Rule of law is a founding principle of the United States and a bedrock of democracy. It ensures that no one is above the law, that laws are publicly and widely known, that laws apply equally to all and are equally enforced, and that disputes are settled by an independent judiciary. This textbook definition is in contrast with many Americans’ lived experiences. For some people in the United States, particularly the most marginalized, rule of law has always been in crisis. Though the term “rule of law” may rarely be mentioned in state standards, its concepts are embedded in many social studies courses. Fundamental rights, limiting and balancing government power, and an open and transparent government are just a few of these concepts. These Street Law-designed lessons and resources are designed for flexibility and ease of use. The seven core lessons have been designed with middle and high school social studies teachers in mind, for courses ranging from U.S. history to civics and law to global studies. The eight lessons are: Introduction to Rule of Law; Controlling Corruption and Abuse of Power; Open and Transparent Government; Fair and Effective Court System; Fundamental Rights; Peace and Stability; Limiting and Balancing Government Power; and the Culminating Activity: Addressing a Rule of Law Change in My Community.
Bell Ringer: Landmark Legislation: Americans with Disabilities Act
Former Senator Tom Harkin (D-IA) and disability rights activist Judy Heumann talk about the Americans with Disabilities Act of 1990, which Harkin authored and co-sponsored, and the legislation’s impact on lives of Americans with disabilities, the small-business community, and education.
The Ruby Bridges Story
In this lesson, students will hear from a primary source, Ruby Bridges, as she spoke with elementary school students about her experiences as the first black student in an all-white school in New Orleans in 1960.
History of State Constitutions
Students watch, analyze, and respond to video clips that detail the goals of the writers of the first state constitutions, explore historical the background, and and examine Virginia’s, Pennsylvania’s, or Massachusetts’ first state constitutions.
Juneteenth (June 19) commemorates the end of slavery in the United States. On June 19, 1865, Union soldiers led by Major General Gordon Granger landed at Galveston, Texas, with news that the Civil War was over and that enslaved people were free. While the day has been celebrated ever since, it was only recognized as a federal holiday in 2021. This resource page includes a video of a conversation with Annette Gordon-Reed about her book “On Juneteenth,” primary sources from the Gilder Lehrman Collection, and a lesson plan “Juneteenth and Emancipation.”
Juneteenth and Emancipation
Over the course of four lessons, students will analyze primary source documents that convey the realities of slavery in the United States, represent various viewpoints on emancipation, and provide context for the federal holiday of Juneteenth, which is the most widely recognized commemoration of slavery’s end. Students will read and assess different types of documents not only to comprehend the language of the text but also to infer meaning and integrate historical context.

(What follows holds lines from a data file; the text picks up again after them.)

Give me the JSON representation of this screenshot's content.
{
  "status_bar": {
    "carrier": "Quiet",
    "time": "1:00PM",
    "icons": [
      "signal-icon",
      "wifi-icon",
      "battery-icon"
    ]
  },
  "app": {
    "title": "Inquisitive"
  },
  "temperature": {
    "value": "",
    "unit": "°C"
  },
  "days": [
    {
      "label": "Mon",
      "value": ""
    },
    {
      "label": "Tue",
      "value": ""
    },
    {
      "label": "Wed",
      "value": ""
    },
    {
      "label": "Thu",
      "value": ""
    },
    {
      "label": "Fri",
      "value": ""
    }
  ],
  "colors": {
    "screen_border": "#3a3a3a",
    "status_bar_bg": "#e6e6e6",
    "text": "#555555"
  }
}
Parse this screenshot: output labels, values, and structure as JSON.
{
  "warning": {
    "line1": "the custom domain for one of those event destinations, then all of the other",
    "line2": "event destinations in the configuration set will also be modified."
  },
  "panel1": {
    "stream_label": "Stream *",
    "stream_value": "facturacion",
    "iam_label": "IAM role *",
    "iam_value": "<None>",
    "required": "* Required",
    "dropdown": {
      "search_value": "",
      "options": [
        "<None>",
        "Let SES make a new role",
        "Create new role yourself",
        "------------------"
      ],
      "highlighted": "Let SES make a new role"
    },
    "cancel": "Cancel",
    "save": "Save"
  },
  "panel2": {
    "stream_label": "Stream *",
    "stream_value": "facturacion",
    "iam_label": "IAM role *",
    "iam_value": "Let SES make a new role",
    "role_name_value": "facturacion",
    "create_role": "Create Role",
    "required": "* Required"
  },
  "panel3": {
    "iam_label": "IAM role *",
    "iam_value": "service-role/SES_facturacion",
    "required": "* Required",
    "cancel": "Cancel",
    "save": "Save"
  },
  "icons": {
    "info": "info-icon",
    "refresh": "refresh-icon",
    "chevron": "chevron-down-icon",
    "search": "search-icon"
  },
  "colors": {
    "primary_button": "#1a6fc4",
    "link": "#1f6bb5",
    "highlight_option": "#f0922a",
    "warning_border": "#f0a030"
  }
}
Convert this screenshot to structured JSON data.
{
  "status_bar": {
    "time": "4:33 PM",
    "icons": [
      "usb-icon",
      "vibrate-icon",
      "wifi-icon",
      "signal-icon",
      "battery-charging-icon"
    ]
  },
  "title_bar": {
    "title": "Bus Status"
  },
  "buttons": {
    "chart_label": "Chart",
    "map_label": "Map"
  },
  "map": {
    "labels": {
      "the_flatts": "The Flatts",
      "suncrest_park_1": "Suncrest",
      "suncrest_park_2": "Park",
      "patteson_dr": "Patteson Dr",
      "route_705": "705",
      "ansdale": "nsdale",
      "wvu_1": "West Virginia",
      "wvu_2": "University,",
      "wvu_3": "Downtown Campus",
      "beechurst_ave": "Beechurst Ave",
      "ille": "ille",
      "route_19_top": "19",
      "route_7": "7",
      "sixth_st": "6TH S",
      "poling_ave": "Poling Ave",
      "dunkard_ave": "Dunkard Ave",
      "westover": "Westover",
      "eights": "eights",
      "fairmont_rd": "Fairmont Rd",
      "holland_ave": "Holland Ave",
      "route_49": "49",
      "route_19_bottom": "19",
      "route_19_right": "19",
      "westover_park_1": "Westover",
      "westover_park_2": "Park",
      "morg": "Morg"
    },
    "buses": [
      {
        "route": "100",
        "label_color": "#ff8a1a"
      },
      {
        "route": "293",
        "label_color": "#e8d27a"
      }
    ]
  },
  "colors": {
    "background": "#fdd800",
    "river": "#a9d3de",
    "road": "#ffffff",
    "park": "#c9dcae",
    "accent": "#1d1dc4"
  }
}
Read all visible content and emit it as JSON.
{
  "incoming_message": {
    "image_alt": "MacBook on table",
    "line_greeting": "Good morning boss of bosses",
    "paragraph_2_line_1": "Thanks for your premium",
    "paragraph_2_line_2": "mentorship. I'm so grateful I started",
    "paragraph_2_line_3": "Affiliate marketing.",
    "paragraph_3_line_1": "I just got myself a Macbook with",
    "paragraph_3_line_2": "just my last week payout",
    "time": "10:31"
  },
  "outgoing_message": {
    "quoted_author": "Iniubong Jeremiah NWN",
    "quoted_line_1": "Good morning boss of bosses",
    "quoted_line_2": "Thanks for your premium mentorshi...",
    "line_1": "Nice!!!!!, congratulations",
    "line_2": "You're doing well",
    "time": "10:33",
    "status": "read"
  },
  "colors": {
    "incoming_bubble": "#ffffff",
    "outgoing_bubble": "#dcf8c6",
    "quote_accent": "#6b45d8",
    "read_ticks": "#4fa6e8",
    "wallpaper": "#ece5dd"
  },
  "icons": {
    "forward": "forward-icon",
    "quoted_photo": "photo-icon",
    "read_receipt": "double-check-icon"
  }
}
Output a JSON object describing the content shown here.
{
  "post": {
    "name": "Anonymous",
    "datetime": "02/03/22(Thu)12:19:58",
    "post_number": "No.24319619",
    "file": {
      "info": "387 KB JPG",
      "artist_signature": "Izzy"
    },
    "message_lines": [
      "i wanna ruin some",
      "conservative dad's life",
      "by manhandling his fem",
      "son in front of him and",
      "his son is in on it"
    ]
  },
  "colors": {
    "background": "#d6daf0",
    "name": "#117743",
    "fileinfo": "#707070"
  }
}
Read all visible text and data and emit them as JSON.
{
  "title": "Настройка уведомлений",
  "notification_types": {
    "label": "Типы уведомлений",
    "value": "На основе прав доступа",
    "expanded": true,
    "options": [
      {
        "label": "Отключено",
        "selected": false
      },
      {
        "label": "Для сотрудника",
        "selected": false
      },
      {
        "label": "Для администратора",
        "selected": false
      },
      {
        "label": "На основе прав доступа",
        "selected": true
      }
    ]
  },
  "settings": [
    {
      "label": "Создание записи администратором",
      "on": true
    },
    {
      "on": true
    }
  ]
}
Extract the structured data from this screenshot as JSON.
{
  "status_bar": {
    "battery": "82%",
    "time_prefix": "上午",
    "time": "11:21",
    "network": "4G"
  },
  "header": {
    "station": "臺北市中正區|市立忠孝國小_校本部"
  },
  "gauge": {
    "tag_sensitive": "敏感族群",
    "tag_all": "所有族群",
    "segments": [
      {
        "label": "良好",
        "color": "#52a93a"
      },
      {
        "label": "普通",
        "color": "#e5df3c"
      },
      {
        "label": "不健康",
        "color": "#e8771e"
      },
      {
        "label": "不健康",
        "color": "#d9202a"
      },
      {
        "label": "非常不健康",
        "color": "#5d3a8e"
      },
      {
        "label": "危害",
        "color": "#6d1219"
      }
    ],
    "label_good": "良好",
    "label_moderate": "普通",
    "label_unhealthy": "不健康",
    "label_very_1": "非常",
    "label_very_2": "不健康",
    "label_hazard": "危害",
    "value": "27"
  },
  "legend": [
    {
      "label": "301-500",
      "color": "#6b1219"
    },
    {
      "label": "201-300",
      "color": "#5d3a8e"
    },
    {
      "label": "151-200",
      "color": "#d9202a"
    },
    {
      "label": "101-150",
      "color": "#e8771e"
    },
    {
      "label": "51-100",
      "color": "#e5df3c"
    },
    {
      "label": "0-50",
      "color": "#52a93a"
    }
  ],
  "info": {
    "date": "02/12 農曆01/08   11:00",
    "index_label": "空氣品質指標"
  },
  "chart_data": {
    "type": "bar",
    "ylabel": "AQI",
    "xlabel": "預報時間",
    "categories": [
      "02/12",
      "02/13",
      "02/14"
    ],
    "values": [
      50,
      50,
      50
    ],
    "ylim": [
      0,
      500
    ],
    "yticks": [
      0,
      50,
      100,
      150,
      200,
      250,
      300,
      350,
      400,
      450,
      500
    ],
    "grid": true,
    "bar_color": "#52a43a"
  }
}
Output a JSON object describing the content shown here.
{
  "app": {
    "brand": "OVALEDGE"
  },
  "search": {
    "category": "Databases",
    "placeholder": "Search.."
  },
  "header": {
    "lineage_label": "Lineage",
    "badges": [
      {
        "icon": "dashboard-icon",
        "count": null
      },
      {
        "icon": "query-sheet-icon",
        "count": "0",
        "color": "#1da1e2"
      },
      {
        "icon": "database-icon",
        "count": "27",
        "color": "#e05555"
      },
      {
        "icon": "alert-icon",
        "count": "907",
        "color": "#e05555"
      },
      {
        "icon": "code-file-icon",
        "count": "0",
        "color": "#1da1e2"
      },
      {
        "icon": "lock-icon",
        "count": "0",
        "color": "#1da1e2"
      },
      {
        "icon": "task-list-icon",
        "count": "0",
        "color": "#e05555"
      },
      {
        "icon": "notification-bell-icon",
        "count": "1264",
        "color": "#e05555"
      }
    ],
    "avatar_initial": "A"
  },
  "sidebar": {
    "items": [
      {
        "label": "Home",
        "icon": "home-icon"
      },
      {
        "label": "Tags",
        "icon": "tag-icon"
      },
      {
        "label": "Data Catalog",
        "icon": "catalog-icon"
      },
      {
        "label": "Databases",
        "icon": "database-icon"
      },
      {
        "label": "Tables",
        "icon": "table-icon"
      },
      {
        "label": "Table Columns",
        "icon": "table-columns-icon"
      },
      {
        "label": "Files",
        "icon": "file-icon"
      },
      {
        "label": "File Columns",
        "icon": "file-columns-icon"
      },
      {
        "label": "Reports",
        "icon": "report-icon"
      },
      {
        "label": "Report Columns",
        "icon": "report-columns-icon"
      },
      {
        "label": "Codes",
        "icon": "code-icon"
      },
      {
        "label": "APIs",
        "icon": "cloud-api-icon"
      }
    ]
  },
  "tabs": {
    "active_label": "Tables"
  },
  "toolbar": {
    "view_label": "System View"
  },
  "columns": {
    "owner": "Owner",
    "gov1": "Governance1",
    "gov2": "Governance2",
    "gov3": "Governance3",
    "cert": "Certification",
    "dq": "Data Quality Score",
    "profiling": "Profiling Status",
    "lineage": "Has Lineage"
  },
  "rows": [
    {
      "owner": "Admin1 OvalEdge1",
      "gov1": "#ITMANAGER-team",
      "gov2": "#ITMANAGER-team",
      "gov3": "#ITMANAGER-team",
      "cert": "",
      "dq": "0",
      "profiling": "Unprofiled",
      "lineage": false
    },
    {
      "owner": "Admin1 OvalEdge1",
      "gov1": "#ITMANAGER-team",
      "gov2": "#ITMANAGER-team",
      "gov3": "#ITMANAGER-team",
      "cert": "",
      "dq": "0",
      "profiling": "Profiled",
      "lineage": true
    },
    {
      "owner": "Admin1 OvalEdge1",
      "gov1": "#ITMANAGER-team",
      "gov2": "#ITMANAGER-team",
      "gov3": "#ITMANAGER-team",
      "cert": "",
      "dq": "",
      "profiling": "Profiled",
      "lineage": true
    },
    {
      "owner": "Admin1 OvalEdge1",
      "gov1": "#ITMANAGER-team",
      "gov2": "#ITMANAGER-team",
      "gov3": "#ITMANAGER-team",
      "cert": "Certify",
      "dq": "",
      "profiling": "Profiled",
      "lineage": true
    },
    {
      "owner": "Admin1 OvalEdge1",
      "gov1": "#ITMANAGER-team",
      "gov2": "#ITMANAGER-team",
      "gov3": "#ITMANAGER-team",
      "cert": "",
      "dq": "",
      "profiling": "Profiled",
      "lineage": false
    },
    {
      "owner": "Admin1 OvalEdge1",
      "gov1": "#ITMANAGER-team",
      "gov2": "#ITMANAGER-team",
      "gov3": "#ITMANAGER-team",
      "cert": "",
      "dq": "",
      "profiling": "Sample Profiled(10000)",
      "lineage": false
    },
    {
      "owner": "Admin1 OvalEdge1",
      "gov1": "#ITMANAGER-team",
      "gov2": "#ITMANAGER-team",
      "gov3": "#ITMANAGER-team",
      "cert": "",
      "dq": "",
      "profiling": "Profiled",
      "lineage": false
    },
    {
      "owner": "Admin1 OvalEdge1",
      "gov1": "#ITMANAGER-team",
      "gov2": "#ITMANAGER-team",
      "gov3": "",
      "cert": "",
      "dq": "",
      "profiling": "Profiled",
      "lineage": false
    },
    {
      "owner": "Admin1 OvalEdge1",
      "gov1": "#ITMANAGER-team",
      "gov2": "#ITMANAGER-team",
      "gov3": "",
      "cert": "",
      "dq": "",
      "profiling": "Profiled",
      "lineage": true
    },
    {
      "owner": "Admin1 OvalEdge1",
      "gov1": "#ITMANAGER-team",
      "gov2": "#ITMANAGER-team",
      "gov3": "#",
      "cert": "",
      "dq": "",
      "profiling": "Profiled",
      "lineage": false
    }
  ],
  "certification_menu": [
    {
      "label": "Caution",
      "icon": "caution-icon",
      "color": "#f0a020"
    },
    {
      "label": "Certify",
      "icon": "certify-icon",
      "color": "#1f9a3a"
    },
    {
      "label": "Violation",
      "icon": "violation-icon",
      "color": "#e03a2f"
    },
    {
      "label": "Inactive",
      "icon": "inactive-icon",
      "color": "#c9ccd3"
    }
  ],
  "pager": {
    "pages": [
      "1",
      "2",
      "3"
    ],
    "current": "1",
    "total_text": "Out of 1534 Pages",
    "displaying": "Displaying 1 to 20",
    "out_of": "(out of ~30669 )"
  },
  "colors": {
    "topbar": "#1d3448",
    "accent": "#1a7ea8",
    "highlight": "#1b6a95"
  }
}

They will use textual evidence to draw conclusions and present arguments as directed in each lesson, including debating whether Juneteenth is the date that should be celebrated as the end of slavery in the United States.
The Presidential Election of 1912 Exhibit
This collection of primary source documents is intended to help readers identify and think about some of the key ideas and issues surrounding the U.S. Presidential election of 1912. The 1912 election was a significant event in American history for a number of reasons, representing the high-water mark of the so-called Progressive Era in American electoral politics. This pivotal moment is explained by Jason Jividen in his opening essay, in which he establishes the situation leading into the election year, contextualizes the ideas and personalities in play and conflict, and explains what happened. The exhibit also includes key facts and statistics from the election itself, including an electoral map, and vote counts and popular vote shares in each state. We also included important demographic statistics to help the reader understand the differences and similarities between America then and now.
Teaching Students About International Politics
The world has become increasingly more connected, and with this inter-connectedness it is of even more importance that students gain a deeper understanding of global issues and the role of diplomacy. Share My Lesson has specially curated this collection of resources to help educators teach students about past and present U.S. foreign policies, how foreign policy is developed, the crisis in Ukraine, how international organizations are created and governed, the creation of international law, various international conflicts, and other forms of government in the world.
C-SPAN Videos on the Ukraine Conflict
Help keep your students informed about the Ukraine conflict with this collection of videos. Then have your students reflect on each video clip they watch with our Primary Source Current Event Video Analysis Handout.
1912 Republican Convention: TR Starts the Bull Moose Party
This four-minute video provides students with an introduction to the election of 1912 and the emergence of the progressive Bull Moose party, named for Theodore Roosevelt’s saying after an assassination attempt that he was “fit as a bull moose” to become president again. Focusing on Theodore Roosevelt’s decision to challenge President William Taft for the 1912 Republican Party nomination, the video shows students how the newly created system of direct primaries affected the race, and how Roosevelt’s failure to wrest the nomination from Taft resulted in the formation of the short-lived Bull Moose party. The video is useful for lessons focused on the election of 1912, or for lessons focused on the political reforms of the progressive era.